In the data below, find every line with the word "orders" and copy it out.

→ Excerpted records:
----

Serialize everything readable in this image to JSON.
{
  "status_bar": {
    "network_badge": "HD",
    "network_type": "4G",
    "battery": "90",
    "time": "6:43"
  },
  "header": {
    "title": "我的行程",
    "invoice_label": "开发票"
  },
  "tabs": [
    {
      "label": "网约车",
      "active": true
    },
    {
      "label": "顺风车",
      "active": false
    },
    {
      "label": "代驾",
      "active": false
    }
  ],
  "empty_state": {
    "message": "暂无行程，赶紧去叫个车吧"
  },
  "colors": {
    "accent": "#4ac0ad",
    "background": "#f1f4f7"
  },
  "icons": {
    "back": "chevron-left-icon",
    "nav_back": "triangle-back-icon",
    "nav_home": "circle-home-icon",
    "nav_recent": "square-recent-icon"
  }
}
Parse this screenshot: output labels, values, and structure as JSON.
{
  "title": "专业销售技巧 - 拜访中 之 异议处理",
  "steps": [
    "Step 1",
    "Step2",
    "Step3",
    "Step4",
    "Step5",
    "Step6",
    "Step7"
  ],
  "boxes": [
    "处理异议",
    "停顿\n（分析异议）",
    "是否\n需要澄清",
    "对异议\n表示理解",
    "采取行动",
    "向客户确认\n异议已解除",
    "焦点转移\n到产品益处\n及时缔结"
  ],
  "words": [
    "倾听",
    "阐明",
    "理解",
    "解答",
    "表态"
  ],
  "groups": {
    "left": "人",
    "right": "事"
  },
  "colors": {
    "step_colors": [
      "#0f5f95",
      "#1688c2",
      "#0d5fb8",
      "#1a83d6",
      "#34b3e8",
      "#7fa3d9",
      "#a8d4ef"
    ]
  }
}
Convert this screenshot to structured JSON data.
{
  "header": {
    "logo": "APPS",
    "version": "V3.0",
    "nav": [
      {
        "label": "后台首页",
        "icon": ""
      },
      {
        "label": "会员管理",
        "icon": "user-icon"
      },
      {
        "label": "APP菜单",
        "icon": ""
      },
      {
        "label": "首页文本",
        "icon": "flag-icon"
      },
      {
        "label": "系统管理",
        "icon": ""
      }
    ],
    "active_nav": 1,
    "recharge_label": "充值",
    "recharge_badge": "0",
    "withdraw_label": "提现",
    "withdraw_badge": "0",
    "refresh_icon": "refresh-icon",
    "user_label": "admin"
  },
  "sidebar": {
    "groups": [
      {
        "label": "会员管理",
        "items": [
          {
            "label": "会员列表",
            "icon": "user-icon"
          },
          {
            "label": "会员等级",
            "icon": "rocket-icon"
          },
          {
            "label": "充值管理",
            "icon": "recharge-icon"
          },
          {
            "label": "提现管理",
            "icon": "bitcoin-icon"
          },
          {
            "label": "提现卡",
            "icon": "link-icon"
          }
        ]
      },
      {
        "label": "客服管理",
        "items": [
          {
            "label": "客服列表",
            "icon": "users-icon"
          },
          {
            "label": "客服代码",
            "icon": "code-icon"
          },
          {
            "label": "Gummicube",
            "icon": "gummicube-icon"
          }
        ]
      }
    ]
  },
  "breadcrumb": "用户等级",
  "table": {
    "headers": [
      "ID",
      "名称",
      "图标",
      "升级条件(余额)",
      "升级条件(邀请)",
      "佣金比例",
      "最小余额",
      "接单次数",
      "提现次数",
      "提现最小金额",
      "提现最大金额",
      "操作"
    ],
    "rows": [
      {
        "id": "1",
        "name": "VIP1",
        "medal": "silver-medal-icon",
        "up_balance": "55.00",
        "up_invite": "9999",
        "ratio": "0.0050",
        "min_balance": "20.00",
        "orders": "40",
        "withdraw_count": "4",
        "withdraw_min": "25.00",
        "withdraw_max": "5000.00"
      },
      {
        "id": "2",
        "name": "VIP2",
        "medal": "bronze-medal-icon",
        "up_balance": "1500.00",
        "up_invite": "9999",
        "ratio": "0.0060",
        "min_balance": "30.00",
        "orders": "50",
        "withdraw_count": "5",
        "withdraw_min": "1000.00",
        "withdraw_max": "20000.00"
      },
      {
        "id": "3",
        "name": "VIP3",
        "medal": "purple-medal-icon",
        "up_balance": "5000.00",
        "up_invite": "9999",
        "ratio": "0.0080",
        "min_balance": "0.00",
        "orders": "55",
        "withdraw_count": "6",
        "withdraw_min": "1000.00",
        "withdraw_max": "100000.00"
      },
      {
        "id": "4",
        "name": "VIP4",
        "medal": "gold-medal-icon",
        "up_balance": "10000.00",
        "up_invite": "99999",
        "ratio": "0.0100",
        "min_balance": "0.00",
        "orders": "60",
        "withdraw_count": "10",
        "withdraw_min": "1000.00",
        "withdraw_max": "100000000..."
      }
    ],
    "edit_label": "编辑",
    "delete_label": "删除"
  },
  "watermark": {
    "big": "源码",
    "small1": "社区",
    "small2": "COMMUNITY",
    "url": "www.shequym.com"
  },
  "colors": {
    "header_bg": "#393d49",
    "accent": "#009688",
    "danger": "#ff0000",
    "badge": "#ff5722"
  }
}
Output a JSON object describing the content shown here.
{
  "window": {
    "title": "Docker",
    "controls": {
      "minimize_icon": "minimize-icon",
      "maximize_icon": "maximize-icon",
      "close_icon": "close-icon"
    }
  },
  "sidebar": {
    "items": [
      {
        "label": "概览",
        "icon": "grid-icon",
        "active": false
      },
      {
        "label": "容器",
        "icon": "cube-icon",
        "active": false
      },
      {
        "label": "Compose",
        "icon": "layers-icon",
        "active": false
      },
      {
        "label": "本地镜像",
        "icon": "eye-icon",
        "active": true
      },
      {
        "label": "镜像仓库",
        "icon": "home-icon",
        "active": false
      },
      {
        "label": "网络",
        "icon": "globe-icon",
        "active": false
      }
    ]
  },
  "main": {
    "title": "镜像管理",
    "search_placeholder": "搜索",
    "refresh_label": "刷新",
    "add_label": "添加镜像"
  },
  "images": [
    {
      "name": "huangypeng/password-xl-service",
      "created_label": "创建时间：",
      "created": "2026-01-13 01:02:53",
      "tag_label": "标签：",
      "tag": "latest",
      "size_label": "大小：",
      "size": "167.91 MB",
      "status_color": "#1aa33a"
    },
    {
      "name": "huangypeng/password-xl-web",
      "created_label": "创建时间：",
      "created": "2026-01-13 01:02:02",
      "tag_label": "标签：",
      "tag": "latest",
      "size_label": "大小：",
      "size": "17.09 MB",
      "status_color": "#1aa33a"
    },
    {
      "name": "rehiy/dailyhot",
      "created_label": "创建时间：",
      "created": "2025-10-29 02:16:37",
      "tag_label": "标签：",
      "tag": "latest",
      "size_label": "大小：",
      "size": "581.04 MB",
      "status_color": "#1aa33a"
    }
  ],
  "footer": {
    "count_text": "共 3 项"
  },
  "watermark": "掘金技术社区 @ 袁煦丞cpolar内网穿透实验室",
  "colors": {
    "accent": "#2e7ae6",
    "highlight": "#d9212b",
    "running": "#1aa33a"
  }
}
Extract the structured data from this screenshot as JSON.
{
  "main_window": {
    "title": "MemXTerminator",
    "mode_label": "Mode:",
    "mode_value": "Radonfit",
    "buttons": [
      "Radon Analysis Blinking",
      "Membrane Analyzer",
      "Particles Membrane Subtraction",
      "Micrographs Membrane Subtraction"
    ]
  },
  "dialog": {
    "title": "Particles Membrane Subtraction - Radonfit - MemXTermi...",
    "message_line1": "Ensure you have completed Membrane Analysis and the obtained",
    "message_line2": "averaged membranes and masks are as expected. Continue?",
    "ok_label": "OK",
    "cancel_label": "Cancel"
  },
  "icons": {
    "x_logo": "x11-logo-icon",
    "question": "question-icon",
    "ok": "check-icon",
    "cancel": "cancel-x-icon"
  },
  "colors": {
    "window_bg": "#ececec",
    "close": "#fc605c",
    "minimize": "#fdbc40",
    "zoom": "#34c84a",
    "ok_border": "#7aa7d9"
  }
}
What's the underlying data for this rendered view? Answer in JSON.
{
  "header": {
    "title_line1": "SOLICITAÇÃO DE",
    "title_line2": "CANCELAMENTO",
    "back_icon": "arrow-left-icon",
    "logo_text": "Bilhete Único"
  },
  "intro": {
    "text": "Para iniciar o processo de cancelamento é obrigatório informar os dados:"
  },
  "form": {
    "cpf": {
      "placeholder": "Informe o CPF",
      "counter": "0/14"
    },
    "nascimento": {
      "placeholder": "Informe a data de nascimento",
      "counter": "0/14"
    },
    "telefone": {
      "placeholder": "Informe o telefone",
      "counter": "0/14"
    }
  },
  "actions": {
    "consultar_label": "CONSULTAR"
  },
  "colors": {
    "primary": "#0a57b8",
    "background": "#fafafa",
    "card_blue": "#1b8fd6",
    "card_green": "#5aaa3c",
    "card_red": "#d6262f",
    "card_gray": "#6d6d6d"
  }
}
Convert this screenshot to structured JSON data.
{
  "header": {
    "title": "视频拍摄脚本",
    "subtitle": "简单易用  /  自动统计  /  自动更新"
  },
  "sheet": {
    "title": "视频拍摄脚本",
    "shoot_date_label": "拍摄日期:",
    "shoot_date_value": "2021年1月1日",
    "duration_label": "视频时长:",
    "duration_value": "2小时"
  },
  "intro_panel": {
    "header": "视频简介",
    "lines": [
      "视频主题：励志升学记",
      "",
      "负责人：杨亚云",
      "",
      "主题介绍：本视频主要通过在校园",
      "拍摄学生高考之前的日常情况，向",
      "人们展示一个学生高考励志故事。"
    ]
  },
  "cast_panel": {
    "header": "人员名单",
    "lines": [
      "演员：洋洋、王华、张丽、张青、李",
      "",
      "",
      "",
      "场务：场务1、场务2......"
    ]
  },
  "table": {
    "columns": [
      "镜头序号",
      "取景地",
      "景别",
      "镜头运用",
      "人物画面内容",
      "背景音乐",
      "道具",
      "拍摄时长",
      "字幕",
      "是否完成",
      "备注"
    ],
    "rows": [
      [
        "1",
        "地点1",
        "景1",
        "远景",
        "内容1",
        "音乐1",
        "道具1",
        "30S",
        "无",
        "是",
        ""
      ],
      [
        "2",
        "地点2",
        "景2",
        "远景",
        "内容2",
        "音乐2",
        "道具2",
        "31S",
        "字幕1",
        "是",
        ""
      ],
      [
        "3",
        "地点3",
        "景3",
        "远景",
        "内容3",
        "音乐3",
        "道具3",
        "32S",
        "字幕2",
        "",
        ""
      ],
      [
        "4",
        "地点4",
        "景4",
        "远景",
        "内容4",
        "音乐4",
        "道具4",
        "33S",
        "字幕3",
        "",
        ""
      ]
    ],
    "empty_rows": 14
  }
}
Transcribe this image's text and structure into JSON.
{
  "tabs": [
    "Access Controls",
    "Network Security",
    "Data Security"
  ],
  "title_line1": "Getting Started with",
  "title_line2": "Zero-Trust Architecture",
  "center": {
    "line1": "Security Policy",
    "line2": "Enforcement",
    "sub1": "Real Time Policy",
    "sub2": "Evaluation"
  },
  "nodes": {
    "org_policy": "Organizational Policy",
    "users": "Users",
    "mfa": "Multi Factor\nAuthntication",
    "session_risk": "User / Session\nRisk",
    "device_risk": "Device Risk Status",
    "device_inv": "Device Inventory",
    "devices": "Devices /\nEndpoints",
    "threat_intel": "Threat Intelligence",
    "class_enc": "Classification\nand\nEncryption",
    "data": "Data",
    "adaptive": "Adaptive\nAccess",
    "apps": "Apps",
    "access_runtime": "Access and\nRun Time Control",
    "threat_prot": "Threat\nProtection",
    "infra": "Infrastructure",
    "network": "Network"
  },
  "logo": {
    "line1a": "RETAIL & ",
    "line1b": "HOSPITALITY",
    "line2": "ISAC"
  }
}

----

→ Exercise response:
        "orders": "40",
        "orders": "50",
        "orders": "55",
        "orders": "60",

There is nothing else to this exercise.